The Purpose of a Clearcut

Have you looked at a clearcut or cutblock – up close or out in the distance and wondered: What’s the purpose of clearcutting trees? Why was a cutblock put where it was? How will the forest recover from that clearcut?, How are animals going to use that space now that the trees are gone? and, When will that space be forest again?

Looking at a cutblock with the naked eye does not show how much effort, consultation, careful planning and ongoing monitoring takes place, or why clearcuts are used in tree harvesting.

Each forest has unique properties - the Western Canadian montane, subalpine and boreal forests where West Fraser operates are fire-based forest ecosystems that have to burn to regenerate and remain healthy

The purpose of a clearcut is to have a similar effect on the landscape as forest fire does: to consume aging trees susceptible to health issues and pests and to open up ground for young tree seedlings to grow where they don’t have to compete for sunlight with big trees. We use scientific research about the natural historical patterns of forest disturbance to guide our forest management planning and operational activities. Forest regeneration processes, including planting seedlings, is initiated after harvest. We will monitor sites for at least 14 years to ensure a young forest is growing well and is establishing itself as expected.

Did you know? West Fraser planted 63 million of the 357 million seedlings that were planted to regenerate forests throughout Alberta and BC in 2016.  Explore for yourself! Access excellent, interactive graphs from Canada's National Forestry database.


Before any tree is cut, West Fraser creates forest management plans that balance many competing values and objectives. Timber harvesting operations are only one of many industrial, cultural and recreational values in the forest where we operate. To create these plans, we survey the forest, consult with Indigenous Peoples and our communities, as well as other industrial businesses operating in the region. Our consultations are vitally important part of process in acquiring government approvals on detailed plans for roads, harvesting, reforestation and habitat management.

Our foresters frequently go above and beyond the requirements to incorporate all the competing values in our managed forest areas.

All of West Fraser’s forest management teams have registered professional foresters (RPF)’s who, certify timber harvest plans much like a professional engineer must certify a building plan. Professional foresters personally sign and certify that site and harvest plans will meet the required values and objectives set by government. These plans are crucial for sustainable forest management activities because we have learned – through experience and scientific research – that we can make decisions about our harvesting approach that support resilient, healthy forests and animal habitats at all stages of a forests’ life cycle.

There are hundreds of different animals, fish, plants and bugs that are important to a healthy forest ecosystem. In fact, many animals are dependent of the variety of habitats created through the cycle of disturbance and regrowth that is typical of the forests where we operate. If we took the example of focusing on just one species, it can be a useful outline to discuss some practical examples of how forest management practices or approaches can be used to generate healthy, resilient forest environments and support wildlife habitat while sustaining cultural values, recreational uses and economic opportunities.

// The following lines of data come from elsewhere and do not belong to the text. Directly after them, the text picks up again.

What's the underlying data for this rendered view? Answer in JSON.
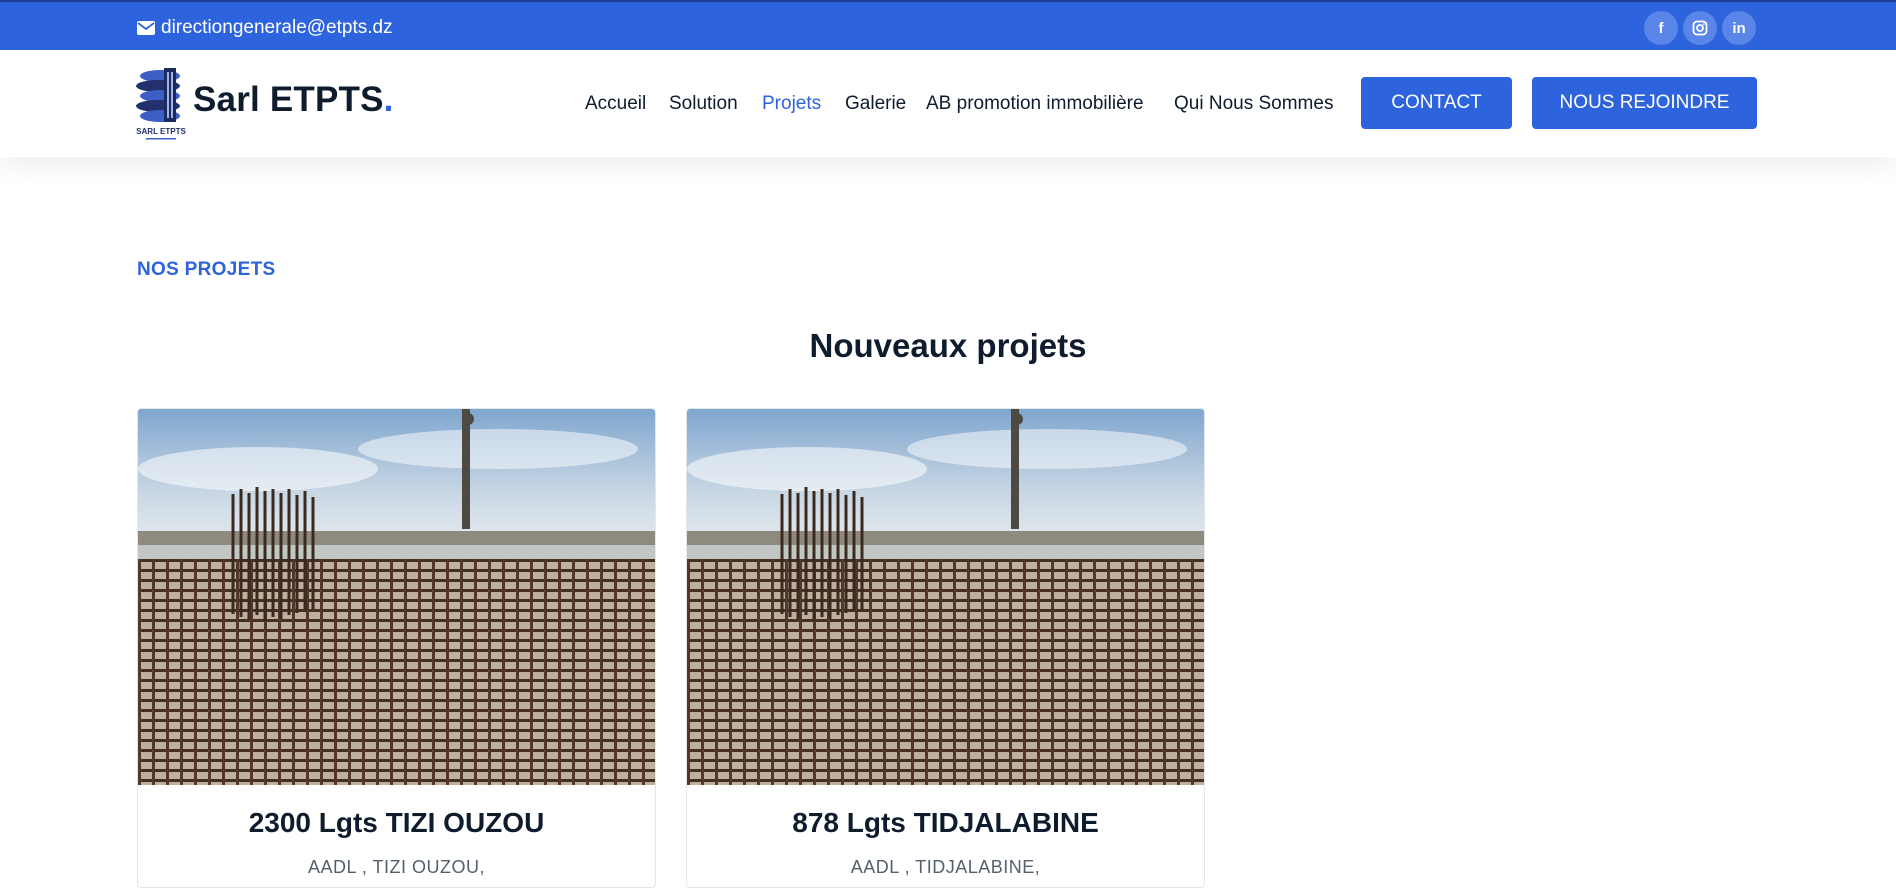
{
  "topbar": {
    "email": "directiongenerale@etpts.dz",
    "email_icon": "mail-icon",
    "social": [
      {
        "icon": "facebook-icon",
        "glyph": "f"
      },
      {
        "icon": "instagram-icon",
        "glyph": "◎"
      },
      {
        "icon": "linkedin-icon",
        "glyph": "in"
      }
    ]
  },
  "header": {
    "logo_caption": "SARL ETPTS",
    "brand_name": "Sarl ETPTS",
    "brand_dot": ".",
    "nav": [
      {
        "label": "Accueil",
        "active": false
      },
      {
        "label": "Solution",
        "active": false
      },
      {
        "label": "Projets",
        "active": true
      },
      {
        "label": "Galerie",
        "active": false
      },
      {
        "label": "AB promotion immobilière",
        "active": false
      },
      {
        "label": "Qui Nous Sommes",
        "active": false
      }
    ],
    "contact_button": "CONTACT",
    "join_button": "NOUS REJOINDRE"
  },
  "main": {
    "section_label": "NOS PROJETS",
    "section_title": "Nouveaux projets",
    "projects": [
      {
        "title": "2300 Lgts TIZI OUZOU",
        "subtitle": "AADL , TIZI OUZOU,"
      },
      {
        "title": "878 Lgts TIDJALABINE",
        "subtitle": "AADL , TIDJALABINE,"
      }
    ]
  },
  "colors": {
    "brand_blue": "#2e63de",
    "dark_text": "#0f1c2e",
    "muted_text": "#55606e"
  }
}
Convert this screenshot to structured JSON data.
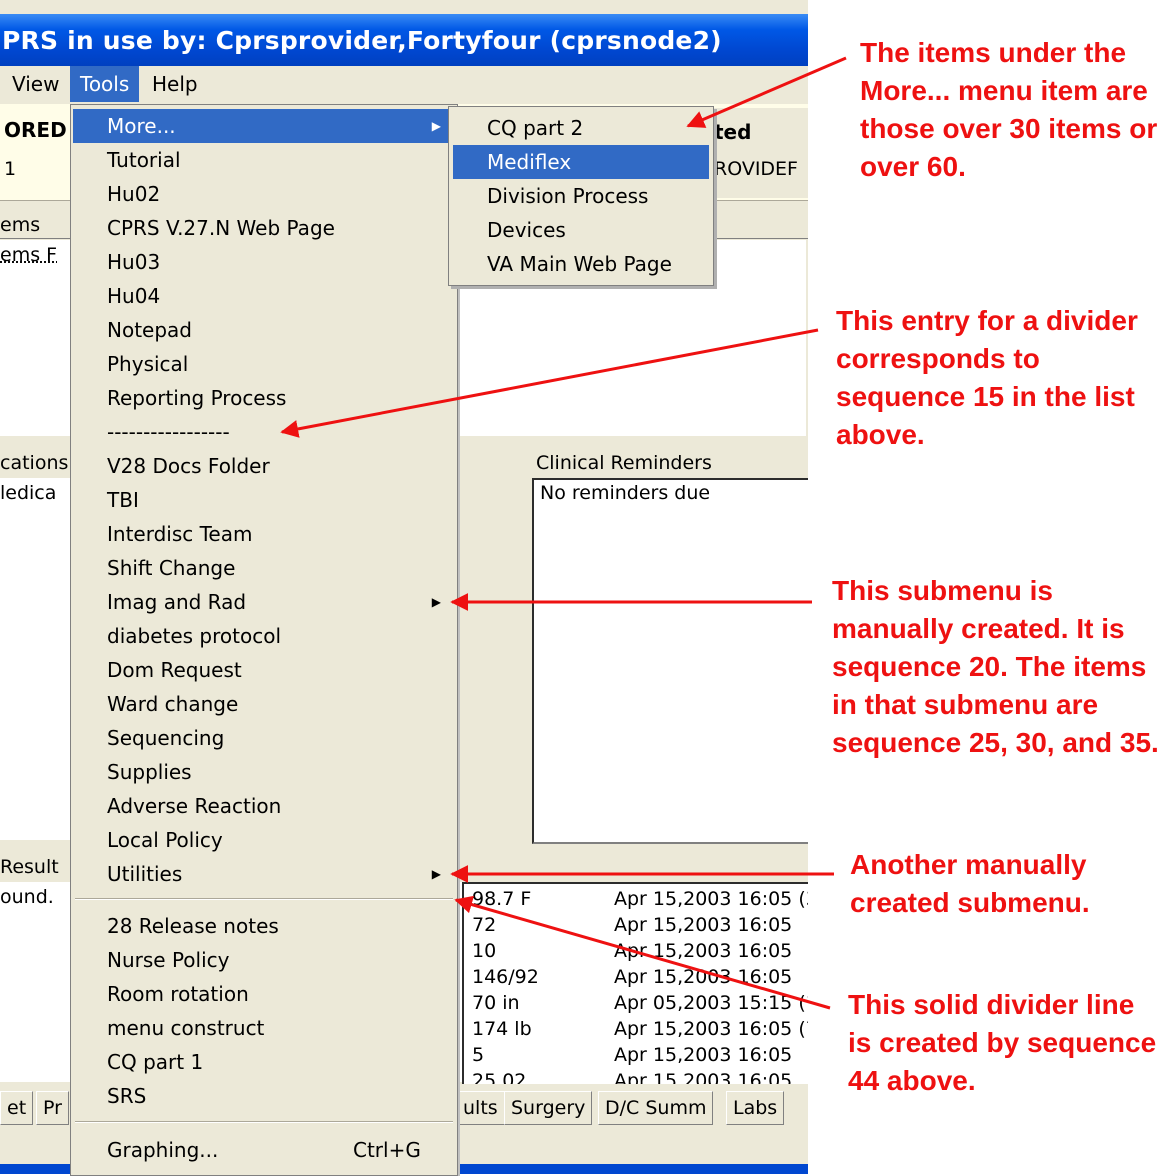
{
  "window": {
    "title": "PRS in use by: Cprsprovider,Fortyfour  (cprsnode2)",
    "title_color": "#0047d0"
  },
  "menubar": {
    "items": [
      "View",
      "Tools",
      "Help"
    ],
    "active": "Tools",
    "highlight_color": "#316ac5"
  },
  "background": {
    "patient_name": "ORED",
    "patient_sub": "1",
    "header_right_title": "ted",
    "header_right_value": "ROVIDEF",
    "items_label": "ems",
    "items_row": "ems F",
    "medications_header": "cations",
    "medications_row": "ledica",
    "reminders_header": "Clinical Reminders",
    "reminders_row": "No reminders due",
    "results_header": "Result",
    "results_row": "ound.",
    "vitals": [
      {
        "value": "98.7 F",
        "date": "Apr 15,2003 16:05 (3"
      },
      {
        "value": "72",
        "date": "Apr 15,2003 16:05"
      },
      {
        "value": "10",
        "date": "Apr 15,2003 16:05"
      },
      {
        "value": "146/92",
        "date": "Apr 15,2003 16:05"
      },
      {
        "value": "70 in",
        "date": "Apr 05,2003 15:15 (1"
      },
      {
        "value": "174 lb",
        "date": "Apr 15,2003 16:05 (7"
      },
      {
        "value": "5",
        "date": "Apr 15,2003 16:05"
      },
      {
        "value": "25.02",
        "date": "Apr 15,2003 16:05"
      }
    ],
    "tabs_left": [
      "et",
      "Pr"
    ],
    "tabs_right": [
      "ults",
      "Surgery",
      "D/C Summ",
      "Labs"
    ]
  },
  "tools_menu": {
    "items": [
      {
        "label": "More...",
        "submenu": true,
        "highlighted": true
      },
      {
        "label": "Tutorial"
      },
      {
        "label": "Hu02"
      },
      {
        "label": "CPRS V.27.N Web Page"
      },
      {
        "label": "Hu03"
      },
      {
        "label": "Hu04"
      },
      {
        "label": "Notepad"
      },
      {
        "label": "Physical"
      },
      {
        "label": "Reporting Process"
      },
      {
        "label": "-----------------"
      },
      {
        "label": "V28 Docs Folder"
      },
      {
        "label": "TBI"
      },
      {
        "label": "Interdisc Team"
      },
      {
        "label": "Shift Change"
      },
      {
        "label": "Imag and Rad",
        "submenu": true
      },
      {
        "label": "diabetes protocol"
      },
      {
        "label": "Dom Request"
      },
      {
        "label": "Ward change"
      },
      {
        "label": "Sequencing"
      },
      {
        "label": "Supplies"
      },
      {
        "label": "Adverse Reaction"
      },
      {
        "label": "Local Policy"
      },
      {
        "label": "Utilities",
        "submenu": true
      }
    ],
    "items_after_divider": [
      {
        "label": "28 Release notes"
      },
      {
        "label": "Nurse Policy"
      },
      {
        "label": "Room rotation"
      },
      {
        "label": "menu construct"
      },
      {
        "label": "CQ part 1"
      },
      {
        "label": "SRS"
      }
    ],
    "graphing": {
      "label": "Graphing...",
      "shortcut": "Ctrl+G"
    }
  },
  "more_menu": {
    "items": [
      {
        "label": "CQ part 2"
      },
      {
        "label": "Mediflex",
        "highlighted": true
      },
      {
        "label": "Division Process"
      },
      {
        "label": "Devices"
      },
      {
        "label": "VA Main Web Page"
      }
    ]
  },
  "annotations": {
    "color": "#ee1111",
    "note1": "The items under the\nMore... menu item are\nthose over 30 items or\nover 60.",
    "note2": "This entry for a divider\ncorresponds to\nsequence 15 in the list\nabove.",
    "note3": "This submenu is\nmanually created. It is\nsequence 20. The items\nin that submenu are\nsequence 25, 30, and 35.",
    "note4": "Another manually\ncreated submenu.",
    "note5": "This solid divider line\nis created by sequence\n44 above."
  }
}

In one wildlife example, West Fraser has considered the needs of caribou within our forest management and harvesting activities for decades. While West Fraser has previously participated in higher-profile interventions like the Klinse-Za caribou maternity pen in Northern B.C., there are a lot more ongoing efforts to support caribou populations and habitat in the working forest landscape that you may not know about.

Read about how West Fraser designs cutblocks for caribou and the research we have done to learn about replenshing lichen, an important caribou food source, in our operating areas